In several of my MET courses I really started looking at the learning environments I establish for my students, particularly for the online courses I teach. I reflected on my teaching practice in ways I had not done since my early years of teaching, almost 20 years ago. What an enlightening experience!
In ETEC 510 (Design of Technology Supported Learning Environments), Jonassen (1999) introduced me to the term “constructivism”. While I was glad to realize that I had been utilizing many constructivist tools and activities in my teaching, I was embarrased that I had not previously known what this learning theory was. I reflected a great deal on Jonassen’s statement:

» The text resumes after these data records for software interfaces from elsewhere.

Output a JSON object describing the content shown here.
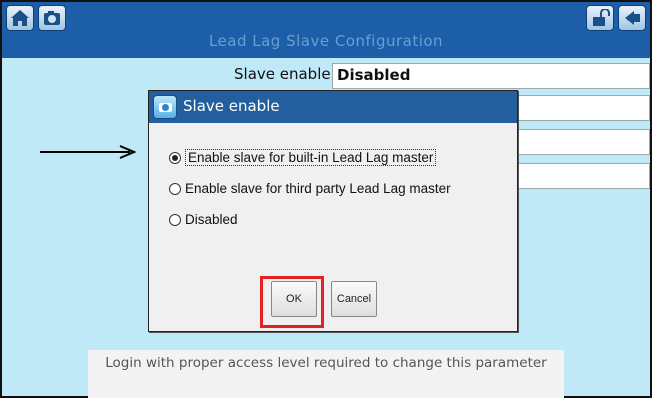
{
  "header": {
    "title": "Lead Lag Slave Configuration",
    "left_icons": [
      "home-icon",
      "camera-icon"
    ],
    "right_icons": [
      "unlock-icon",
      "back-arrow-icon"
    ]
  },
  "main": {
    "slave_enable_label": "Slave enable",
    "slave_enable_value": "Disabled",
    "login_note": "Login with proper access level required to change this parameter"
  },
  "dialog": {
    "title": "Slave enable",
    "options": [
      {
        "label": "Enable slave for built-in Lead Lag master",
        "selected": true
      },
      {
        "label": "Enable slave for third party Lead Lag master",
        "selected": false
      },
      {
        "label": "Disabled",
        "selected": false
      }
    ],
    "ok_label": "OK",
    "cancel_label": "Cancel"
  },
  "colors": {
    "titlebar": "#1c5ea8",
    "background": "#bfe9f7",
    "highlight": "#e02222"
  }
}
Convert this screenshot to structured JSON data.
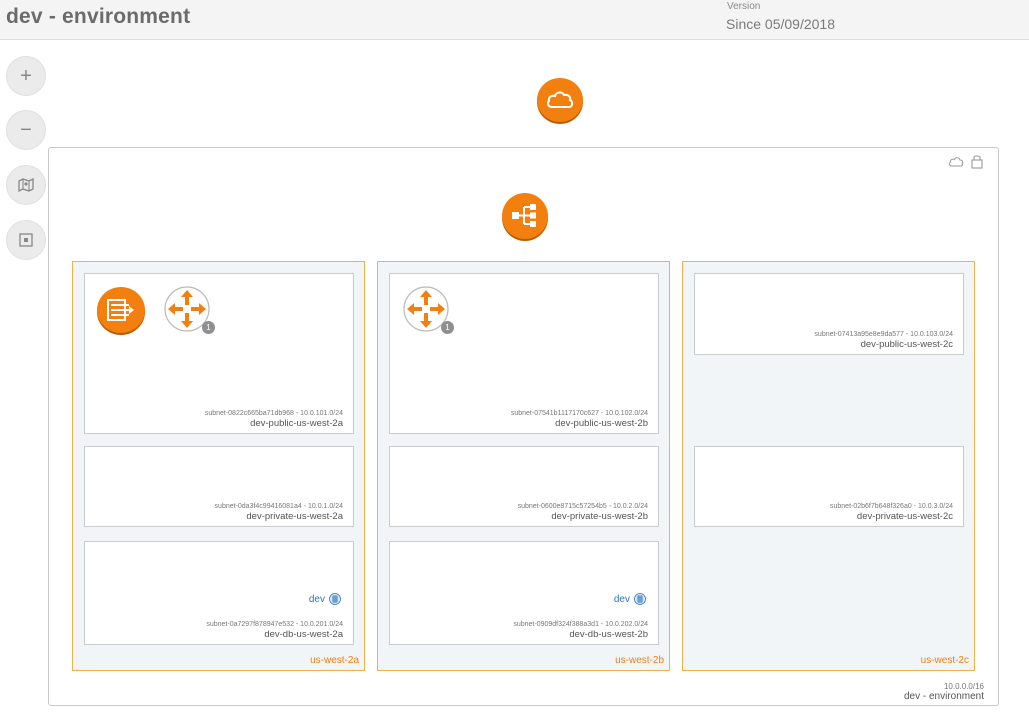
{
  "header": {
    "title": "dev - environment",
    "version_label": "Version",
    "version_value": "Since 05/09/2018"
  },
  "toolbar": {
    "zoom_in": "+",
    "zoom_out": "−"
  },
  "vpc": {
    "cidr": "10.0.0.0/16",
    "name": "dev - environment"
  },
  "zones": [
    {
      "label": "us-west-2a",
      "subnets": [
        {
          "id": "subnet-0822c665ba71db968 - 10.0.101.0/24",
          "name": "dev-public-us-west-2a"
        },
        {
          "id": "subnet-0da3f4c99416081a4 - 10.0.1.0/24",
          "name": "dev-private-us-west-2a"
        },
        {
          "id": "subnet-0a7297f878947e532 - 10.0.201.0/24",
          "name": "dev-db-us-west-2a",
          "db_label": "dev"
        }
      ],
      "router_badge": "1"
    },
    {
      "label": "us-west-2b",
      "subnets": [
        {
          "id": "subnet-07541b1117170c627 - 10.0.102.0/24",
          "name": "dev-public-us-west-2b"
        },
        {
          "id": "subnet-0600e8715c57254b5 - 10.0.2.0/24",
          "name": "dev-private-us-west-2b"
        },
        {
          "id": "subnet-0909df324f388a3d1 - 10.0.202.0/24",
          "name": "dev-db-us-west-2b",
          "db_label": "dev"
        }
      ],
      "router_badge": "1"
    },
    {
      "label": "us-west-2c",
      "subnets": [
        {
          "id": "subnet-07413a95e8e9da577 - 10.0.103.0/24",
          "name": "dev-public-us-west-2c"
        },
        {
          "id": "subnet-02b6f7b648f326a0 - 10.0.3.0/24",
          "name": "dev-private-us-west-2c"
        }
      ]
    }
  ],
  "colors": {
    "accent": "#f37f0f",
    "zone_border": "#f2b24a",
    "db_blue": "#2e74c0"
  },
  "icons": {
    "internet": "cloud-icon",
    "load_balancer": "load-balancer-icon",
    "nat_gateway": "nat-gateway-icon",
    "router": "router-icon",
    "database": "database-icon"
  }
}
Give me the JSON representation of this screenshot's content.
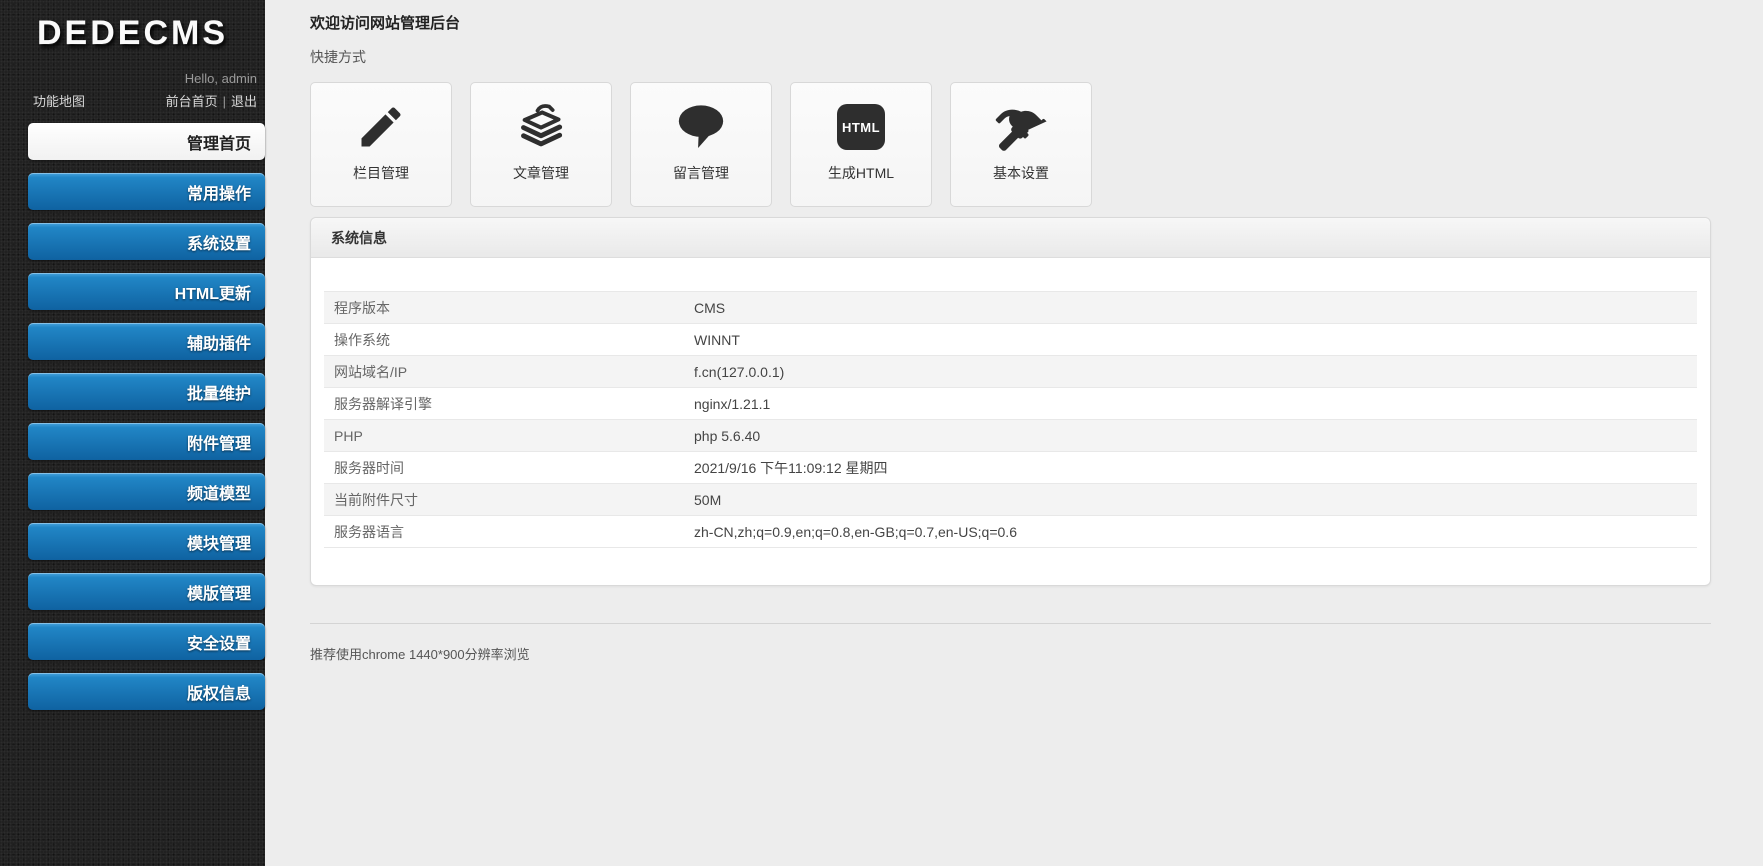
{
  "sidebar": {
    "logo": "DEDECMS",
    "greeting": "Hello, admin",
    "links": {
      "map": "功能地图",
      "front": "前台首页",
      "divider": "|",
      "logout": "退出"
    },
    "menu": [
      {
        "label": "管理首页",
        "active": true
      },
      {
        "label": "常用操作",
        "active": false
      },
      {
        "label": "系统设置",
        "active": false
      },
      {
        "label": "HTML更新",
        "active": false
      },
      {
        "label": "辅助插件",
        "active": false
      },
      {
        "label": "批量维护",
        "active": false
      },
      {
        "label": "附件管理",
        "active": false
      },
      {
        "label": "频道模型",
        "active": false
      },
      {
        "label": "模块管理",
        "active": false
      },
      {
        "label": "模版管理",
        "active": false
      },
      {
        "label": "安全设置",
        "active": false
      },
      {
        "label": "版权信息",
        "active": false
      }
    ]
  },
  "main": {
    "title": "欢迎访问网站管理后台",
    "shortcuts_label": "快捷方式",
    "shortcuts": [
      {
        "label": "栏目管理",
        "icon": "pencil-icon"
      },
      {
        "label": "文章管理",
        "icon": "stacked-papers-icon"
      },
      {
        "label": "留言管理",
        "icon": "speech-bubble-icon"
      },
      {
        "label": "生成HTML",
        "icon": "html-badge-icon",
        "badge_text": "HTML"
      },
      {
        "label": "基本设置",
        "icon": "hammer-icon"
      }
    ],
    "system_info": {
      "header": "系统信息",
      "rows": [
        {
          "label": "程序版本",
          "value": "CMS"
        },
        {
          "label": "操作系统",
          "value": "WINNT"
        },
        {
          "label": "网站域名/IP",
          "value": "f.cn(127.0.0.1)"
        },
        {
          "label": "服务器解译引擎",
          "value": "nginx/1.21.1"
        },
        {
          "label": "PHP",
          "value": "php 5.6.40"
        },
        {
          "label": "服务器时间",
          "value": "2021/9/16 下午11:09:12 星期四"
        },
        {
          "label": "当前附件尺寸",
          "value": "50M"
        },
        {
          "label": "服务器语言",
          "value": "zh-CN,zh;q=0.9,en;q=0.8,en-GB;q=0.7,en-US;q=0.6"
        }
      ]
    },
    "footer": "推荐使用chrome 1440*900分辨率浏览"
  },
  "colors": {
    "accent_blue_top": "#47a3de",
    "accent_blue_bottom": "#0f62a1",
    "sidebar_bg": "#212121",
    "page_bg": "#ededed",
    "panel_bg": "#ffffff",
    "icon_dark": "#2e2e2e"
  }
}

Constructivist concepts of learning….assume that knowledge is individually constructed and socially constructed by the learners based on their interpretations of experiences in the world. Since knowledge cannot be transmitted, instruction should consist of experiences that facilitate knowledge construction. (p. 217)
That same semester, I took ETEC 565 (Learning Technologies: Selection, Design and Application). This was one of the most memorable and meaningful courses for me. In some ways, I wish I had taken it later in the program, rather than during my second semester, so that I could draw on learning from more courses as I completed the requirements for it. In this course I was faced with the daunting task of learning a vast number of tools (yes, there were tears shed during some trying moments). The “Tool Box” within the course was so extensive, and the time demands required to complete all the activities was overwhelming. But gaining insight into this vast array of technology options was of immeasurable value.
Alexander’s (2006) article, Web 2.0 A New Wave of Innovation for Teaching and Learning and chapters from Anderson’s book, Theory and Practice of Online Learning were instrumental in my process of rethinking online learning. Providing a more constructivist and social learning environment using a variety of tools would greatly benefit my students.
In ETEC 565 I was able to put some of this newly acquired knowledge into practice. During that course I set up a blog (Spring 2011) which showcased my learning plan and design activities.
Click on the above image to go and visit my blog.
One of the highlights of the course was creating an online course in Moodle that I would soon use for teaching my students at College of the Rockies. What an extraordinary learning opportunity. Unfortunately, guest access is not available on MET Moodle to view the course I designed, but here is a quick clip to show you some of the highlights.
On my blog I reflect on this activity:
While creating “Modifying and Adapting Instruction – An Introduction for Education Assistants”, I utilized my newfound knowledge to:
- Create and incorporate multi-media presentations and images in my web pages
- Provide meaningful automated feedback on quizzes
- Incorporate asynchronous communication tools
- Create a glossary (which students will add to)
- Create a wiki activity
- Use a built in survey tool
- Create tables
- Link webpages (to text and images)
- Show/hide various content activities and modules
The knowledge I built during this activity helped me reconstruct the learning environment for a course I teach, and provided me with the tools necessary to continue in the process of updating and revising my other courses. Providing the right environment for learning is critical, for me, for my online students, and yes, even for puppies.